"Spare me, my dear. I really am in too great a hurry to hear a list of your wardrobe. Is it possible that your father sent you to school with all that heap of finery, and nothing sensible to wear?""And if she happens to fancy Bridget she won't mind[Pg 40] a word we say against her. She never does mind what anyone says. You know that, Janet."
Dorothy turned with her companion; they walked along the wide gravel sweep, then entered a narrow path which wound gradually up-hill. They soon reached a rural tower, which was called by the girls "The Lookout," mounted some steep steps, and found[Pg 4] themselves standing on a little platform, where two other girls were waiting to receive them.She was a dependable girl—clever up to a certain point, nice to those with whom she agreed, [Pg 37]affectionate to the people who did not specially prize her affection.
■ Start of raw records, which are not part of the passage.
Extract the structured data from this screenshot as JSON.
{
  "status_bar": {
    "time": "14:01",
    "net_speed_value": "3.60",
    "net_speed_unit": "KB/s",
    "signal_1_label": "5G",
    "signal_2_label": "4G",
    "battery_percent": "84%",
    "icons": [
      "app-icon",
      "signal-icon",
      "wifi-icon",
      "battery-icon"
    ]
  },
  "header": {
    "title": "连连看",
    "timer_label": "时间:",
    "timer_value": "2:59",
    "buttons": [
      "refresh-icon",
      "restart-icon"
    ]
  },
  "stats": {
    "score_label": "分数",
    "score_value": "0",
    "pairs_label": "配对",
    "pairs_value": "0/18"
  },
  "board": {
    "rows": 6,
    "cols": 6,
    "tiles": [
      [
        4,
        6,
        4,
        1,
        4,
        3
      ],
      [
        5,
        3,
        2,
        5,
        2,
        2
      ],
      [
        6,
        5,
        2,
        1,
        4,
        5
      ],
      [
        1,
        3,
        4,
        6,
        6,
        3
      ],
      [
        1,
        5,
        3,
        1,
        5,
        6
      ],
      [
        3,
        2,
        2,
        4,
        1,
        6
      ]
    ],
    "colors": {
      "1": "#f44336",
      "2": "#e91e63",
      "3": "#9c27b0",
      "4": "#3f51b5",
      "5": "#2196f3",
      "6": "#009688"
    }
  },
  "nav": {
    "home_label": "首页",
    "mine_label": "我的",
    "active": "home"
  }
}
"Yes, in one minute, Janet! I don't know what I'm to do, Marshall," continued Dorothy. "I should not venture to speak to Mrs. Freeman on the subject; she would be very, very angry."